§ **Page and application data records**
_ _ _ _
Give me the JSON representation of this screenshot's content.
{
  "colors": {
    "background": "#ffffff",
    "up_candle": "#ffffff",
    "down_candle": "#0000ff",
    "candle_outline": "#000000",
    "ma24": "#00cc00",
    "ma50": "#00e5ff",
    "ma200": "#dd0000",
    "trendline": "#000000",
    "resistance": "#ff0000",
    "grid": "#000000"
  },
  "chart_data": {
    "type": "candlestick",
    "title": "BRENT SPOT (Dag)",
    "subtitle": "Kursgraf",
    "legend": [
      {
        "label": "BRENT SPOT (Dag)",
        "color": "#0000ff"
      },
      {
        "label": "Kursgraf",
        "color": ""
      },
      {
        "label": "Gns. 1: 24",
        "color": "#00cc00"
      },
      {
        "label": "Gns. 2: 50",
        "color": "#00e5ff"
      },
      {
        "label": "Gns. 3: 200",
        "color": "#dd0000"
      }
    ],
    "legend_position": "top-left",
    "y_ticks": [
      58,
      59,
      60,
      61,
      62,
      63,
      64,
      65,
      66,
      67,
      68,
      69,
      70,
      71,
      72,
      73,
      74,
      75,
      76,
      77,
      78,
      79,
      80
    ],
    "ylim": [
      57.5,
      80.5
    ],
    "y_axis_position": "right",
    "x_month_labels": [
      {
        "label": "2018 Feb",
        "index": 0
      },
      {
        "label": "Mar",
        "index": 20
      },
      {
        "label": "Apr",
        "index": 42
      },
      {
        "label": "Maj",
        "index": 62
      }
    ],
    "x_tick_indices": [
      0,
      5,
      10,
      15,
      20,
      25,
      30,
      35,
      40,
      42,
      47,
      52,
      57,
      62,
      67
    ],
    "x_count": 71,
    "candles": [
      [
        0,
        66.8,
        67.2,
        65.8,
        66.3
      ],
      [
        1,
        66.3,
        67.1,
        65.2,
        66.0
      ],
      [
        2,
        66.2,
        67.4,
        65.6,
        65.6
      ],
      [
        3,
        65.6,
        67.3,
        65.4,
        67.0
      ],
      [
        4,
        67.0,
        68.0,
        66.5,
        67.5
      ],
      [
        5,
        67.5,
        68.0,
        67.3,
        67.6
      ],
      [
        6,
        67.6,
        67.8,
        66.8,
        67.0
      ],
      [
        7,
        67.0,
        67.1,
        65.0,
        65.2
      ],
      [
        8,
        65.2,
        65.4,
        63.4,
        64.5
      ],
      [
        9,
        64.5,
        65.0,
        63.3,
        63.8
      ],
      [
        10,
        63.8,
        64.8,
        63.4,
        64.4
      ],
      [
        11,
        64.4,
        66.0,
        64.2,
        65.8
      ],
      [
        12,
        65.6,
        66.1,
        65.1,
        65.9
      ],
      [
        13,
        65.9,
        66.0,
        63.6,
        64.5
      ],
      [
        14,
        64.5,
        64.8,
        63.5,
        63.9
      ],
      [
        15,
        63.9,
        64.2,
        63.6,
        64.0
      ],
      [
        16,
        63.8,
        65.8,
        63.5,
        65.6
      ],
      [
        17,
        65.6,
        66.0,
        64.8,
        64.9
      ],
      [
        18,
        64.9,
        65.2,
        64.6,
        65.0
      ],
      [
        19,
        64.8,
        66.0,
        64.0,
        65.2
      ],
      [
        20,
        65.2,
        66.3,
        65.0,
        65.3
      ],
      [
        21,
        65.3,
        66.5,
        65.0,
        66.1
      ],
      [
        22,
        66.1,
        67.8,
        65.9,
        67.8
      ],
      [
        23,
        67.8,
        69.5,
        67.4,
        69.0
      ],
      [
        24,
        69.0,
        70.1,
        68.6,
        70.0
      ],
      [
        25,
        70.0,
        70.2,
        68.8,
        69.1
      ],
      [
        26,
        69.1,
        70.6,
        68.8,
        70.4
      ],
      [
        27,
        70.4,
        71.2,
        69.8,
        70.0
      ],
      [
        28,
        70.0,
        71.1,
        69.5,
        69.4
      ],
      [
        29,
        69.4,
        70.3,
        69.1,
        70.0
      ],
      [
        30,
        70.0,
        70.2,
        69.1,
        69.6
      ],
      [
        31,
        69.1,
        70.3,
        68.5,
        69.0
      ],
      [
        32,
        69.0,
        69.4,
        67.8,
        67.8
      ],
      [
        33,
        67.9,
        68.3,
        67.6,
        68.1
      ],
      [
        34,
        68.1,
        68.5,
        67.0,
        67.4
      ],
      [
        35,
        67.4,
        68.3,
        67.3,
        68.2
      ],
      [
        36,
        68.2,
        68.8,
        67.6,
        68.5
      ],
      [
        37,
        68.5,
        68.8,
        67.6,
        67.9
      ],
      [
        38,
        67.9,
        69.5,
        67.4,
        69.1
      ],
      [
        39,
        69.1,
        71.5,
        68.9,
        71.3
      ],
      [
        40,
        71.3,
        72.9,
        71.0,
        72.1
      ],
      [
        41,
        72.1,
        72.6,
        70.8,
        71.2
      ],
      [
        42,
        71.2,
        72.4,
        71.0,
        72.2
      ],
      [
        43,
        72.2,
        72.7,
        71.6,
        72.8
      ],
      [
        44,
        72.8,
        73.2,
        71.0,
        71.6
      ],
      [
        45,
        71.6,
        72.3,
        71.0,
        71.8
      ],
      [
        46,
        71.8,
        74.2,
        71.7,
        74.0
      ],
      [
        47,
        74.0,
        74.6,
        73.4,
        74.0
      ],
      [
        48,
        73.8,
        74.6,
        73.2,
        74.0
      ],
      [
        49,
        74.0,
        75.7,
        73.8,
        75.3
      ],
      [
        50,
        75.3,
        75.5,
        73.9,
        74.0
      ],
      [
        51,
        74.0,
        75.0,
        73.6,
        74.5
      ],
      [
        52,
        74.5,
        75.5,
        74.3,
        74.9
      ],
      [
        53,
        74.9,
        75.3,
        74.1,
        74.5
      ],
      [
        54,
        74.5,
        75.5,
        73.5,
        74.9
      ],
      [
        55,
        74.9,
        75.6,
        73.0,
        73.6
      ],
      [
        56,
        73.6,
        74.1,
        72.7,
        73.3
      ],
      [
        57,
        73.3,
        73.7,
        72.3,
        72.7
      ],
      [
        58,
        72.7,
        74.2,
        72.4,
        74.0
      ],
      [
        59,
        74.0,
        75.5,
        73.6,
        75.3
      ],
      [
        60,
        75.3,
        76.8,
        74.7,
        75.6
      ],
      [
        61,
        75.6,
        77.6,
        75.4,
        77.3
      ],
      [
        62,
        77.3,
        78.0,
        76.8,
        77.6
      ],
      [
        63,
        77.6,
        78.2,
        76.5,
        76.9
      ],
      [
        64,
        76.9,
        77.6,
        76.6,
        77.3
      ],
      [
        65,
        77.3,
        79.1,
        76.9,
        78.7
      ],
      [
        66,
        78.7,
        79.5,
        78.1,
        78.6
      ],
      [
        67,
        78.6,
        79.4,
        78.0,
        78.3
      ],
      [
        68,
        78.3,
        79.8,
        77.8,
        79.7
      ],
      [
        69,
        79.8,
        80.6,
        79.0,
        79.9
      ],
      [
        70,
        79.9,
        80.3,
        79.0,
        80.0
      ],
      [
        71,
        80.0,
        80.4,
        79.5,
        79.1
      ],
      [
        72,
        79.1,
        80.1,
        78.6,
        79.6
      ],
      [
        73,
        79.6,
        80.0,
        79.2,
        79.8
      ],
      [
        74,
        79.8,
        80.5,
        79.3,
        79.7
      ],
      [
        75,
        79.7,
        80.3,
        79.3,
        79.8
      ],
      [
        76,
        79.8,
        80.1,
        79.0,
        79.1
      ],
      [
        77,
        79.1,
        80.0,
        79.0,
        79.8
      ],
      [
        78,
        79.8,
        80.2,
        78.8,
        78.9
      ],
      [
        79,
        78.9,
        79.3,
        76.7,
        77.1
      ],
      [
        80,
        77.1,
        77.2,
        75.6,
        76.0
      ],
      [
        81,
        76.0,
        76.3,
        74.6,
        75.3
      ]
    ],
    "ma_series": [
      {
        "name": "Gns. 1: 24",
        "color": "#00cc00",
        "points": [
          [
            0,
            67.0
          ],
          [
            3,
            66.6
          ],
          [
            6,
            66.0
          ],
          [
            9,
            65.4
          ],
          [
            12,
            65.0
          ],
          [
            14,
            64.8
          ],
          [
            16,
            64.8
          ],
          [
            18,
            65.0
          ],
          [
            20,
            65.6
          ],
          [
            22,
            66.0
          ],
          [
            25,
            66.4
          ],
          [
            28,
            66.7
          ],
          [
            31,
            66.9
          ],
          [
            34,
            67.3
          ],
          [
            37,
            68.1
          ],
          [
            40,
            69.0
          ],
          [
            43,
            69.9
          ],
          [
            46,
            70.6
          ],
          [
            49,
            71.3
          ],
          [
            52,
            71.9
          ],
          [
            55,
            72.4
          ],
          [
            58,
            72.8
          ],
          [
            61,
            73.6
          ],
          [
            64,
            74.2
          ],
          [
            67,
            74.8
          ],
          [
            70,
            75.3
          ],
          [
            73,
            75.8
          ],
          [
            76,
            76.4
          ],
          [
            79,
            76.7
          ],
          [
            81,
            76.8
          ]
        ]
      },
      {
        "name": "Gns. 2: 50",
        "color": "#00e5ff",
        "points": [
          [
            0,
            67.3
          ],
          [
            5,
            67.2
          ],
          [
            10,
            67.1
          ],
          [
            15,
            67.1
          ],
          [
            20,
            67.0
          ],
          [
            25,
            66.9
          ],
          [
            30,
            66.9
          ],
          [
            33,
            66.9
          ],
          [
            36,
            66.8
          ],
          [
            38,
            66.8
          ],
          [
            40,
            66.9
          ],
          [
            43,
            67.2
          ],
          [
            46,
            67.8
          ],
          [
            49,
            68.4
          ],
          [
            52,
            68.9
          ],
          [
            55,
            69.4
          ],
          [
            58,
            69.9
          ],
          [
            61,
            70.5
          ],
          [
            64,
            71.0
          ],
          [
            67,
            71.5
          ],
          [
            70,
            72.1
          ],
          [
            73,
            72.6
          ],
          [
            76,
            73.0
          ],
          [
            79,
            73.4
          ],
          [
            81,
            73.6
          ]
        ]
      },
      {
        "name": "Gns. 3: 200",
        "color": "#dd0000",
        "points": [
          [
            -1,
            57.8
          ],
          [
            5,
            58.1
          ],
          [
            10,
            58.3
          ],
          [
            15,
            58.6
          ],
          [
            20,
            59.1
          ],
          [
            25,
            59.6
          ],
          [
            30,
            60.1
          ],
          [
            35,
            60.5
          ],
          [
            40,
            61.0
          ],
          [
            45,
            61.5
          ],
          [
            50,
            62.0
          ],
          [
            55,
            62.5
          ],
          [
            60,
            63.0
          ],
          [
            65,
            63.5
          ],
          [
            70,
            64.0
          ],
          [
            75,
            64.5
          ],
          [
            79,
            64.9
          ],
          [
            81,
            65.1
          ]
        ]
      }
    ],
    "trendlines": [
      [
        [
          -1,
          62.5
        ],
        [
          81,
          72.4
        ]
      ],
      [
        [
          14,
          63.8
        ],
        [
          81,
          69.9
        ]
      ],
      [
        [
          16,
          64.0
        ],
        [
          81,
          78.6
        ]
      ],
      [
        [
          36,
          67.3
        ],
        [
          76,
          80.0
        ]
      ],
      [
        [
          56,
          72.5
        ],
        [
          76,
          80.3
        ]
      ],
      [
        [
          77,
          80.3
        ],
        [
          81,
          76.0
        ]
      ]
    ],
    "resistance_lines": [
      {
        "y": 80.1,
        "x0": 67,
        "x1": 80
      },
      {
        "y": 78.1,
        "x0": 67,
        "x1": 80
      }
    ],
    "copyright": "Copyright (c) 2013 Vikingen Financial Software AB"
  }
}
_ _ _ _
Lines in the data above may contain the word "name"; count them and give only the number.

§ **RESULT OF THE EXERCISE**
3